I remember being a little kid, 5-6 years old, and changing my outfits 10 times a day. My mom heated it! Rather than fold my clothes, I’d toss them in the laundry so they’d have to be washed again even though they weren’t dirty. I probably should have taken that as a sign that I wanted to work in fashion haha, but I didn’t go that route! Rather I started working at non-profits right off the bat, I loved the sense of doing something impactful, but I made NO money. At the time though, I was still able to keep up with the trends because like all other millennials, I grew up in the age of fast fashion.

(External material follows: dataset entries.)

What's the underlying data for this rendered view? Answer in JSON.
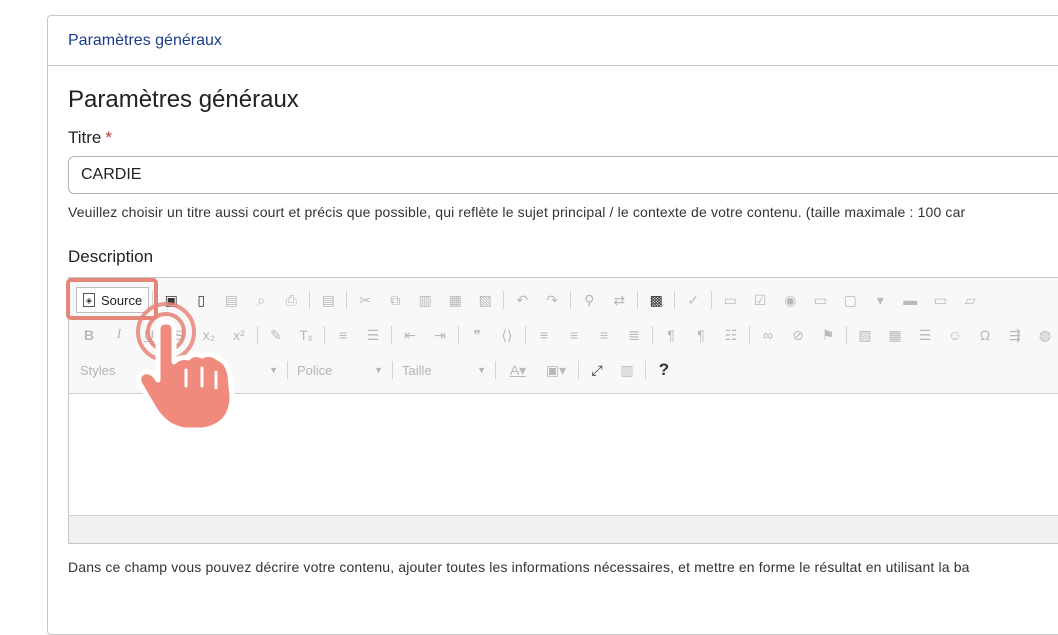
{
  "panel": {
    "header_title": "Paramètres généraux"
  },
  "form": {
    "section_title": "Paramètres généraux",
    "title_label": "Titre",
    "required_mark": "*",
    "title_value": "CARDIE",
    "title_help": "Veuillez choisir un titre aussi court et précis que possible, qui reflète le sujet principal / le contexte de votre contenu. (taille maximale : 100 car",
    "description_label": "Description",
    "description_help": "Dans ce champ vous pouvez décrire votre contenu, ajouter toutes les informations nécessaires, et mettre en forme le résultat en utilisant la ba"
  },
  "toolbar": {
    "source_label": "Source",
    "styles_placeholder": "Styles",
    "font_placeholder": "Police",
    "size_placeholder": "Taille",
    "help_glyph": "?"
  },
  "colors": {
    "header_text": "#1a3c8c",
    "highlight": "#e6857a",
    "required": "#c0392b"
  }
}
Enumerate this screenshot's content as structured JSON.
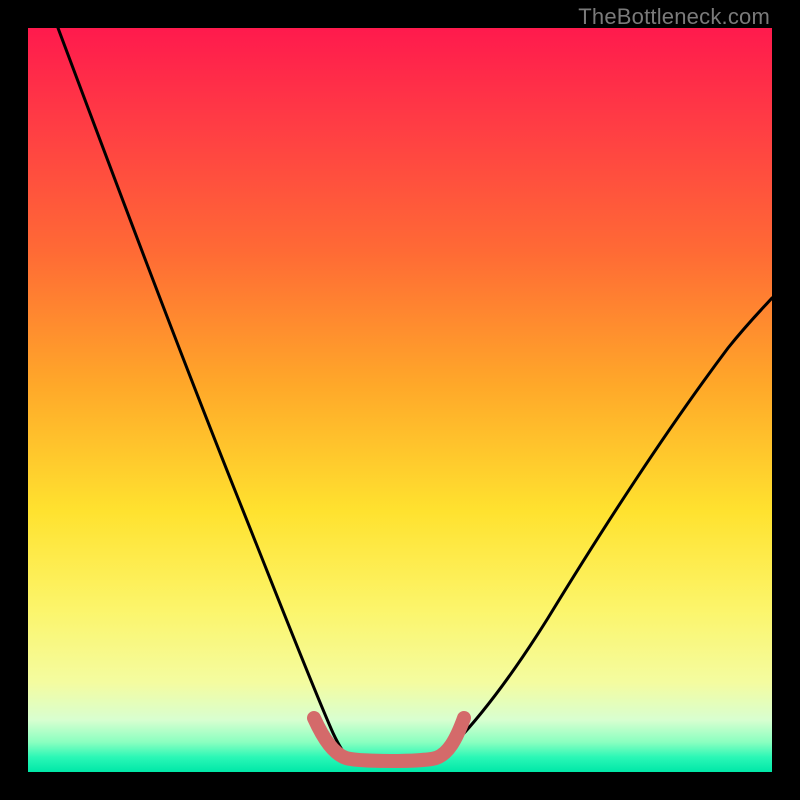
{
  "watermark": "TheBottleneck.com",
  "chart_data": {
    "type": "line",
    "title": "",
    "xlabel": "",
    "ylabel": "",
    "xlim": [
      0,
      100
    ],
    "ylim": [
      0,
      100
    ],
    "grid": false,
    "legend": false,
    "series": [
      {
        "name": "left-branch",
        "color": "#000000",
        "x": [
          4,
          10,
          16,
          22,
          28,
          33,
          37,
          40,
          42
        ],
        "y": [
          100,
          80,
          60,
          42,
          26,
          14,
          7,
          4,
          3
        ]
      },
      {
        "name": "right-branch",
        "color": "#000000",
        "x": [
          55,
          58,
          62,
          68,
          75,
          83,
          90,
          96,
          100
        ],
        "y": [
          3,
          4,
          7,
          13,
          22,
          33,
          44,
          54,
          60
        ]
      },
      {
        "name": "bottom-highlight",
        "color": "#d46a6a",
        "x": [
          38,
          41,
          44,
          48,
          52,
          55,
          57
        ],
        "y": [
          7,
          3,
          2,
          2,
          2,
          3,
          7
        ]
      }
    ],
    "background_gradient": {
      "top": "#ff1a4d",
      "upper_mid": "#ffa829",
      "mid": "#ffe22f",
      "lower_mid": "#f4fca0",
      "bottom": "#00e8a8"
    }
  }
}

I only shopped at Forever 21, H&M, and Target. They were the only places I thought I could afford and I had no idea how problematic fast fashion was. I was consuming it as fast as my tiny pay checks would allow. It wasn’t until much later that I started to become aware of the impact of fast fashion, along with all of the other “fast consumption” products that I was using on a daily basis. I’ll write a post later about behavior change, but basically my path followed the very typical Stages of Change, which is why I’m writing this now. If you’re reading this, you’re at least in “Contemplation” and that’s part of the journey. I feel very strongly that shaming people into behavior change never works, and people need to come to it on their own, so don’t take this as me evangelizing, only showing another potential option :-)
As I got a little older I started trying to simplify my life, I designed a “work uniform” for myself which doesn’t vary much from day to day (more on that later), but when I’m off work I had a really hard time figuring out what to wear. I still loved fashion, but I hated feeling like I was wasting money on clothes that were made poorly, were bad for the communities producing them, and had a horrible impact on the environment. It wasn’t until I started digging around blogs and Instagram that I found people who were doing this sustainable fashion thing already, and I started to learn.
The outfit below is care of an incredible woman here in Oakland, CA who curates thrift store finds and sells them via her insta @Sequoia.Vennari . I met her initially at her adorable diner, Sequoia in Oakland, if you’re in town you need to go, it’s amazing. Her finds are all full of pretty neutrals and quality fabrics. As far as sustainability goes, this is really the best you can do. Shop local and support small business. If you’re like me and you have a hard time with thrift store treasure hunts, find someone who does that and support them! The clothes are still affordable and you’ll be doing a solid for both the environment and your community.